STUDY MATERIAL:
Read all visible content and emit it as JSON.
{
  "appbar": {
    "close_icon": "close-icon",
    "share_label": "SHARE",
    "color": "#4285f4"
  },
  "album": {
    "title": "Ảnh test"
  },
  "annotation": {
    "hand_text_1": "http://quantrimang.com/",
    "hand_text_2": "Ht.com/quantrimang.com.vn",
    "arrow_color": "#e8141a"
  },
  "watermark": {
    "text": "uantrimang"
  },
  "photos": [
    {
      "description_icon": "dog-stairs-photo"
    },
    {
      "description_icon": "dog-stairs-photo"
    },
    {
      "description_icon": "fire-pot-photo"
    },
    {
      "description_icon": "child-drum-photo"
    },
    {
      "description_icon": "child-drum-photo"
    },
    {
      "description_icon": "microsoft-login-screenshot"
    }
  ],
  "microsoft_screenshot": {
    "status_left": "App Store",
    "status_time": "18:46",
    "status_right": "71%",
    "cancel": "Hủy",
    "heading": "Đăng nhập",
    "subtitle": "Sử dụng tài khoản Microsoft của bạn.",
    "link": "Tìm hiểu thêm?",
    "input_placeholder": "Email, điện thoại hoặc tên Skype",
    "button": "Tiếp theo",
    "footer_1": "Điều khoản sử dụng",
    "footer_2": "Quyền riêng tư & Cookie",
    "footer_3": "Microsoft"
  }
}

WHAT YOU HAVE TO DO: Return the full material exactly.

TASK OUTPUT:
Read all visible content and emit it as JSON.
{
  "appbar": {
    "close_icon": "close-icon",
    "share_label": "SHARE",
    "color": "#4285f4"
  },
  "album": {
    "title": "Ảnh test"
  },
  "annotation": {
    "hand_text_1": "http://quantrimang.com/",
    "hand_text_2": "Ht.com/quantrimang.com.vn",
    "arrow_color": "#e8141a"
  },
  "watermark": {
    "text": "uantrimang"
  },
  "photos": [
    {
      "description_icon": "dog-stairs-photo"
    },
    {
      "description_icon": "dog-stairs-photo"
    },
    {
      "description_icon": "fire-pot-photo"
    },
    {
      "description_icon": "child-drum-photo"
    },
    {
      "description_icon": "child-drum-photo"
    },
    {
      "description_icon": "microsoft-login-screenshot"
    }
  ],
  "microsoft_screenshot": {
    "status_left": "App Store",
    "status_time": "18:46",
    "status_right": "71%",
    "cancel": "Hủy",
    "heading": "Đăng nhập",
    "subtitle": "Sử dụng tài khoản Microsoft của bạn.",
    "link": "Tìm hiểu thêm?",
    "input_placeholder": "Email, điện thoại hoặc tên Skype",
    "button": "Tiếp theo",
    "footer_1": "Điều khoản sử dụng",
    "footer_2": "Quyền riêng tư & Cookie",
    "footer_3": "Microsoft"
  }
}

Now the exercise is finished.